Wendy Harman from the Red Cross wished me a Happy Fourth of July with a Joey Chestnut reference which reminded of a post I wrote almost a year ago. Let me explain.
Joey Chestnut won the Nathan’s hot dog eating contest in 2008. His total for the day was 64 hot dogs. In 2009, he won again, beating his own record by consuming 68 hot dogs. The thought of consuming 68 hot dogs makes me feel a little uncomfortable. No downright sick in the stomach. It’s the same sort of discomfort that some people feel about approaching the task of listening for learning using the social web.
Doesn’t listening require plowing through mountains and mountains of unstructured information? Won’t it make you dizzy and uncomfortable? Don’t you have to be Joey Chestnut to be successful?
Networked Nonprofits understand this. They know how to use social media to engage people inside and outside the organization to improve programs, services, or reach communications goals. Everyone in the organization understands that social media is more than an external communications tool, and they use it adroitly for their professional learning and even their personal lives. Networked Nonprofits spell this out in their organization’s social media strategy handbook and policy guidelines and encourage personal exploration and learning.
It’s one thing to have it written in a social media policy. It’s quite another to put it into practice. It does require that someone inside of the organization can help with one-on-one coaching, answer questions, provide support, and do this without loosing their enthusiasm.
It is harder to convince people who aren’t already social media users to use it in their personal lives. One strategy is to use it as a professional learning tool.

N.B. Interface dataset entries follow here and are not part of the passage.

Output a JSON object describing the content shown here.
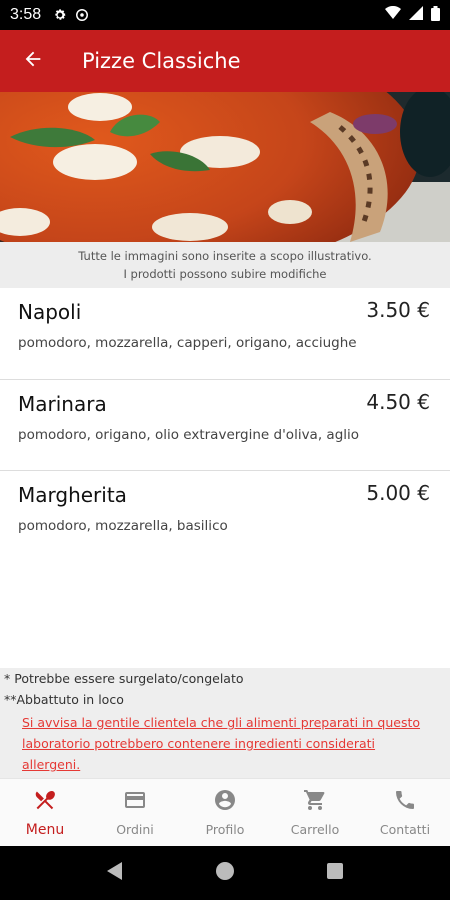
{
  "status_bar": {
    "time": "3:58",
    "icons": [
      "gear-icon",
      "sync-icon"
    ],
    "right_icons": [
      "wifi-icon",
      "signal-icon",
      "battery-icon"
    ]
  },
  "app_bar": {
    "title": "Pizze Classiche",
    "back_icon": "arrow-left-icon"
  },
  "disclaimer": {
    "line1": "Tutte le immagini sono inserite a scopo illustrativo.",
    "line2": "I prodotti possono subire modifiche"
  },
  "menu": {
    "items": [
      {
        "name": "Napoli",
        "price": "3.50 €",
        "desc": "pomodoro, mozzarella, capperi, origano, acciughe"
      },
      {
        "name": "Marinara",
        "price": "4.50 €",
        "desc": "pomodoro, origano, olio extravergine d'oliva, aglio"
      },
      {
        "name": "Margherita",
        "price": "5.00 €",
        "desc": "pomodoro, mozzarella, basilico"
      }
    ]
  },
  "notes": {
    "frozen": "* Potrebbe essere surgelato/congelato",
    "killed": "**Abbattuto in loco",
    "allergen_warning": "Si avvisa la gentile clientela che gli alimenti preparati in questo laboratorio potrebbero contenere ingredienti considerati allergeni."
  },
  "bottom_nav": {
    "items": [
      {
        "label": "Menu",
        "icon": "fork-knife-icon",
        "active": true
      },
      {
        "label": "Ordini",
        "icon": "credit-card-icon",
        "active": false
      },
      {
        "label": "Profilo",
        "icon": "account-circle-icon",
        "active": false
      },
      {
        "label": "Carrello",
        "icon": "cart-icon",
        "active": false
      },
      {
        "label": "Contatti",
        "icon": "phone-icon",
        "active": false
      }
    ]
  },
  "colors": {
    "primary": "#c41e1e",
    "warning": "#e53935",
    "inactive": "#888888"
  }
}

This can be put practice by using listening (and engaging techniques) for program development.
Three Tips for Getting Started
1. Think of Professional Learning As A Gift To Yourself